> [TASK INSTRUCTIONS]: For the records below, give the number of lines where the string "score" occurs. Include nothing else.

START INFORMATION SUPPLIED

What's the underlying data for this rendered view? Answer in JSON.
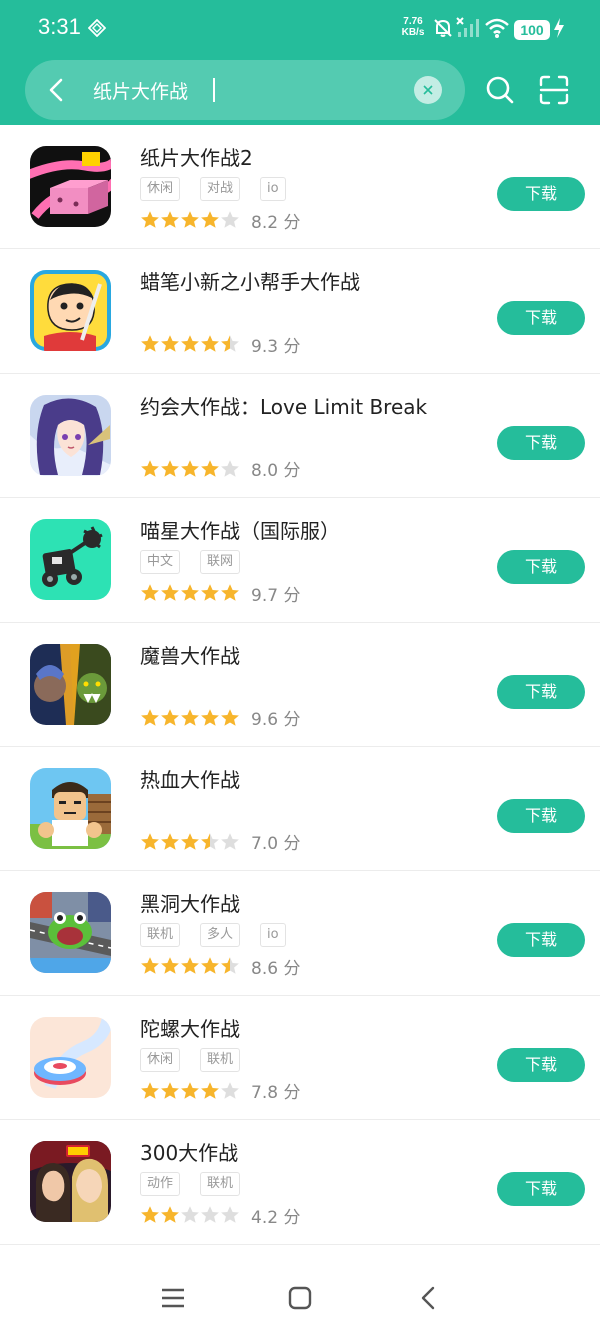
{
  "status_bar": {
    "time": "3:31",
    "net_speed_value": "7.76",
    "net_speed_unit": "KB/s",
    "battery": "100",
    "icons": [
      "diamond-icon",
      "bell-off-icon",
      "signal-icon",
      "wifi-icon",
      "battery-icon",
      "charging-icon"
    ]
  },
  "search": {
    "query": "纸片大作战",
    "icons": [
      "back-icon",
      "clear-icon",
      "search-icon",
      "scan-icon"
    ]
  },
  "accent_color": "#25bd9b",
  "star_color": "#f7b52c",
  "apps": [
    {
      "name": "纸片大作战2",
      "tags": [
        "休闲",
        "对战",
        "io"
      ],
      "stars": 4,
      "score": "8.2 分",
      "button": "下载"
    },
    {
      "name": "蜡笔小新之小帮手大作战",
      "tags": [],
      "stars": 4.5,
      "score": "9.3 分",
      "button": "下载"
    },
    {
      "name": "约会大作战：Love Limit Break",
      "tags": [],
      "stars": 4,
      "score": "8.0 分",
      "button": "下载"
    },
    {
      "name": "喵星大作战（国际服）",
      "tags": [
        "中文",
        "联网"
      ],
      "stars": 5,
      "score": "9.7 分",
      "button": "下载"
    },
    {
      "name": "魔兽大作战",
      "tags": [],
      "stars": 5,
      "score": "9.6 分",
      "button": "下载"
    },
    {
      "name": "热血大作战",
      "tags": [],
      "stars": 3.5,
      "score": "7.0 分",
      "button": "下载"
    },
    {
      "name": "黑洞大作战",
      "tags": [
        "联机",
        "多人",
        "io"
      ],
      "stars": 4.5,
      "score": "8.6 分",
      "button": "下载"
    },
    {
      "name": "陀螺大作战",
      "tags": [
        "休闲",
        "联机"
      ],
      "stars": 4,
      "score": "7.8 分",
      "button": "下载"
    },
    {
      "name": "300大作战",
      "tags": [
        "动作",
        "联机"
      ],
      "stars": 2,
      "score": "4.2 分",
      "button": "下载"
    }
  ],
  "nav_bar": {
    "icons": [
      "menu-icon",
      "home-icon",
      "back-nav-icon"
    ]
  }
}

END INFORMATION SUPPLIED

> [WRITTEN ANSWER]: 9